What the task asks:
Please write out all of the entries beneath this line exactly, skipping the pictures.

• • •

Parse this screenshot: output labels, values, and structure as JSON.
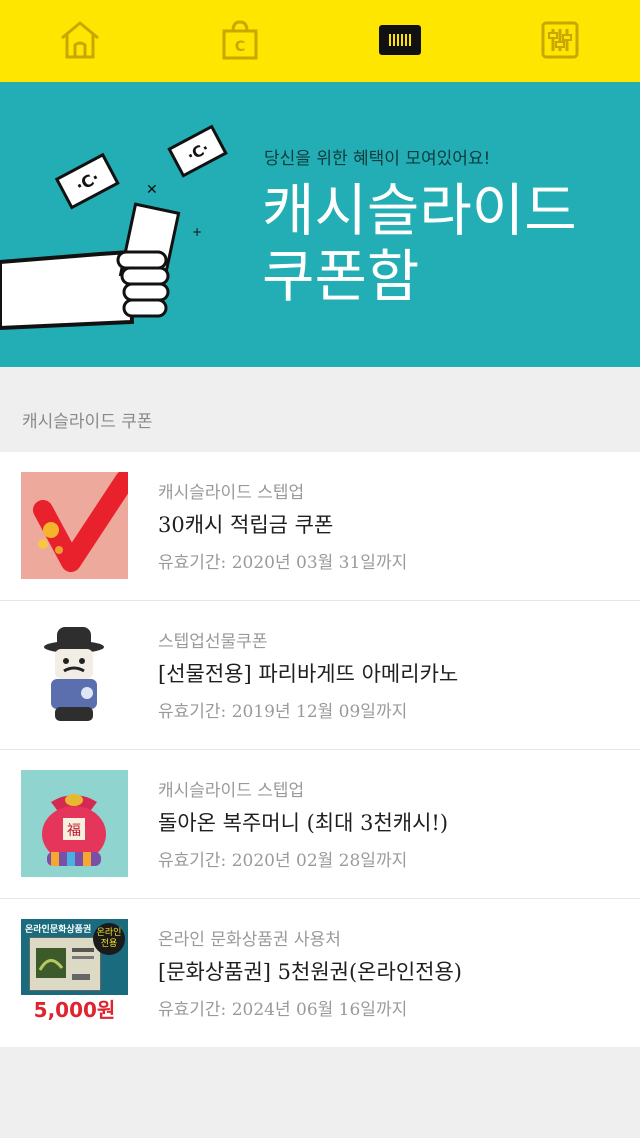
{
  "nav": {
    "items": [
      {
        "name": "home-icon"
      },
      {
        "name": "shopping-bag-icon"
      },
      {
        "name": "coupon-box-icon"
      },
      {
        "name": "settings-sliders-icon"
      }
    ],
    "active_index": 2,
    "accent_color": "#ffe600"
  },
  "banner": {
    "subtitle": "당신을 위한 혜택이 모여있어요!",
    "title_line1": "캐시슬라이드",
    "title_line2": "쿠폰함",
    "background_color": "#22aeb4"
  },
  "section": {
    "label": "캐시슬라이드 쿠폰"
  },
  "coupons": [
    {
      "category": "캐시슬라이드 스텝업",
      "name": "30캐시 적립금 쿠폰",
      "expiry": "유효기간: 2020년 03월 31일까지",
      "thumb_icon": "red-v-checkmark-image"
    },
    {
      "category": "스텝업선물쿠폰",
      "name": "[선물전용] 파리바게뜨 아메리카노",
      "expiry": "유효기간: 2019년 12월 09일까지",
      "thumb_icon": "coffee-cup-character-image"
    },
    {
      "category": "캐시슬라이드 스텝업",
      "name": "돌아온 복주머니 (최대 3천캐시!)",
      "expiry": "유효기간: 2020년 02월 28일까지",
      "thumb_icon": "lucky-pouch-image"
    },
    {
      "category": "온라인 문화상품권 사용처",
      "name": "[문화상품권] 5천원권(온라인전용)",
      "expiry": "유효기간: 2024년 06월 16일까지",
      "thumb_icon": "gift-card-image",
      "thumb_text": {
        "top": "온라인문화상품권",
        "badge_line1": "온라인",
        "badge_line2": "전용",
        "price": "5,000원"
      }
    }
  ]
}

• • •

Solution:
Parse this screenshot: output labels, values, and structure as JSON.
{
  "nav": {
    "items": [
      {
        "name": "home-icon"
      },
      {
        "name": "shopping-bag-icon"
      },
      {
        "name": "coupon-box-icon"
      },
      {
        "name": "settings-sliders-icon"
      }
    ],
    "active_index": 2,
    "accent_color": "#ffe600"
  },
  "banner": {
    "subtitle": "당신을 위한 혜택이 모여있어요!",
    "title_line1": "캐시슬라이드",
    "title_line2": "쿠폰함",
    "background_color": "#22aeb4"
  },
  "section": {
    "label": "캐시슬라이드 쿠폰"
  },
  "coupons": [
    {
      "category": "캐시슬라이드 스텝업",
      "name": "30캐시 적립금 쿠폰",
      "expiry": "유효기간: 2020년 03월 31일까지",
      "thumb_icon": "red-v-checkmark-image"
    },
    {
      "category": "스텝업선물쿠폰",
      "name": "[선물전용] 파리바게뜨 아메리카노",
      "expiry": "유효기간: 2019년 12월 09일까지",
      "thumb_icon": "coffee-cup-character-image"
    },
    {
      "category": "캐시슬라이드 스텝업",
      "name": "돌아온 복주머니 (최대 3천캐시!)",
      "expiry": "유효기간: 2020년 02월 28일까지",
      "thumb_icon": "lucky-pouch-image"
    },
    {
      "category": "온라인 문화상품권 사용처",
      "name": "[문화상품권] 5천원권(온라인전용)",
      "expiry": "유효기간: 2024년 06월 16일까지",
      "thumb_icon": "gift-card-image",
      "thumb_text": {
        "top": "온라인문화상품권",
        "badge_line1": "온라인",
        "badge_line2": "전용",
        "price": "5,000원"
      }
    }
  ]
}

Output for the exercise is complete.